There's one particular comeback, however, that some agencies may be none too happy to see.
As more brands ramp up their efforts to become storytellers in their own right, some are choosing to bypass certain agencies in favor of working directly with media owners. This slow shift, I believe, positions the press for a dramatic resurgence, one that could help it grab a significant share of the marketing-services landscape in the years ahead.
Understandably, this may sound far-fetched. After all, on one level, things look quite dire.
The press has long struggled to offset the loss of analog dollars with digital pennies. Now, however, it faces additional margin pressures thanks to the rise of highly efficient advertising trading desks. To make matters worse, this crunch comes just as many publishers find they are unable to either move to higher CPM inventory, like video, or charge consumers for content.
But that's only one side of the story -- and exactly why change is afoot.
The other side, which is harder to see, is that the media has emerged from its ongoing struggles far leaner and driven to survive.

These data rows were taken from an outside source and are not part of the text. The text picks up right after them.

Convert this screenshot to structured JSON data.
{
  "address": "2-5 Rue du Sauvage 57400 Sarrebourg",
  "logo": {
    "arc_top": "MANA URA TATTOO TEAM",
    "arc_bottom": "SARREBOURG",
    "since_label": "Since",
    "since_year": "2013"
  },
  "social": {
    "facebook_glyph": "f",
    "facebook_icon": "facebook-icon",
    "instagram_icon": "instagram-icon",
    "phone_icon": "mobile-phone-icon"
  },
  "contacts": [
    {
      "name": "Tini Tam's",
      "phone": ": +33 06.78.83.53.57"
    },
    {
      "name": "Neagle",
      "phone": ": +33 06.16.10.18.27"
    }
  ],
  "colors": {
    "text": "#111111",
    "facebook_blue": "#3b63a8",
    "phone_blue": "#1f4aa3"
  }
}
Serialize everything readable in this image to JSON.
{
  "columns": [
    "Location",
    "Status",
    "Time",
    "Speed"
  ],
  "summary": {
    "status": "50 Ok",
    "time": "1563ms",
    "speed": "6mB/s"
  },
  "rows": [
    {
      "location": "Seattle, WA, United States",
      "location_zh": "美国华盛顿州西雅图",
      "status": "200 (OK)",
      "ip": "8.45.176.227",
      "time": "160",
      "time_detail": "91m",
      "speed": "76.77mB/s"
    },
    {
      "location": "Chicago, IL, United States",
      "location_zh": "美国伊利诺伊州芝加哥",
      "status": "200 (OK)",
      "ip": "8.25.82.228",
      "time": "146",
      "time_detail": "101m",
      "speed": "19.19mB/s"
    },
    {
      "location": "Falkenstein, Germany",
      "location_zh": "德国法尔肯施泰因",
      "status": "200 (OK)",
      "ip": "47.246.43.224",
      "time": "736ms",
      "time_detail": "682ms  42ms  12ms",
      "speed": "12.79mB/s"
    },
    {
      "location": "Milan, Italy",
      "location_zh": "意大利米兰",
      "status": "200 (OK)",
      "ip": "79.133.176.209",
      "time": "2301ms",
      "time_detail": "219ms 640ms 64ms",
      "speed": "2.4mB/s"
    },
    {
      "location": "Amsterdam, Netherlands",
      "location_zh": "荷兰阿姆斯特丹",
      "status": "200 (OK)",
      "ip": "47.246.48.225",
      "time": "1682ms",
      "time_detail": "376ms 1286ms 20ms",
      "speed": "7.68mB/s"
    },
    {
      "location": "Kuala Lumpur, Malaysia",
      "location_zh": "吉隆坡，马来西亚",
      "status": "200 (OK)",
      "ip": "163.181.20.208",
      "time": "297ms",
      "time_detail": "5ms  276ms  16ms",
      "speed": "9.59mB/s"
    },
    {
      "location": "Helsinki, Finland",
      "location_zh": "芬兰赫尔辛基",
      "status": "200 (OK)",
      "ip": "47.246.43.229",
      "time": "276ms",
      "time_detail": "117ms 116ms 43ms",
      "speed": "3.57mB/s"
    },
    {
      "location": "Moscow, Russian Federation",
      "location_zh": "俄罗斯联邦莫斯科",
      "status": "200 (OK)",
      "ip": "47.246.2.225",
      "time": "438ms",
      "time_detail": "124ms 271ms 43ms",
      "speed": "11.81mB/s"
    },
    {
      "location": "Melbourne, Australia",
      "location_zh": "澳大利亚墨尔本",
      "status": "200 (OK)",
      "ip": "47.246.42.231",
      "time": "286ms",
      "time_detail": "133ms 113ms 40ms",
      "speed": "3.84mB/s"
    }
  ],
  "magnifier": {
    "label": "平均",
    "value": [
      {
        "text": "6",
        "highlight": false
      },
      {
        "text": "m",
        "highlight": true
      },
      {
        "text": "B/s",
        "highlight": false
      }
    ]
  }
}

As a result, it is far more willing to do what it wouldn't before -- namely, cozy up to client-side marketers to help them create and/or amplify their content right alongside the editorial product.
All of this comes as marketers have an intense desire to scale and to tell their stories their own way.
The early manifestations of these efforts fall under the banner of native advertising and paid content distribution. These all emulate older models. Some, like The Atlantic, have adopted a syndication model that resembles advertorials. Others, like BuzzFeed, are choosing to emulate product placements by integrating brands into the storyline. A third group, like Forbes, is creating site sponsorships that allow brands to fund/shape the development of new editorial sections.
The bigger shift, however, is a change in the media's posture. It's now moving from defense to offense and quietly disintermediating parts of the agency ecosystem -- all in a quest for survival.
You can see evidence of this change in at least three ways.
First, many media owners have recently formed content studios that work directly with clients. Some won't call themselves agencies, but that's what they are. Meredith Marketing Solutions, for example, is "content agency of record" for Kraft, according to its website.
Second, the press is slowly realizing that the rising tide helps all boats. So the large media companies are forming alliances. For example, The New York Times' innovative Ricochet advertising product -- a reinvention of the reprint -- is also used by this publication, People magazine and Conde Nast.
Last but not least, the Fourth Estate is rapidly instilling a marketing ethos in the newsroom just as marketers are pivoting toward a more real-time, editorial approach to the way they produce content. The most savvy journalists today recognize that they are indirectly linked to sales, even as they maintain a hard church-state line. (I find that many of our initial conversations with the press around branded-content distribution start with editorial types who then pass the baton to the sales side.)
When taken together, I believe that this bodes equally well for media owners and brand marketers. Sure, many questions remain about whether audiences will engage with and/or trust branded content. However, what's unmistakable is that the media -- driven by survival -- has its game on in new ways. This means that some parts of the agency ecosystem need to be on notice and develop ways to add value in the middle.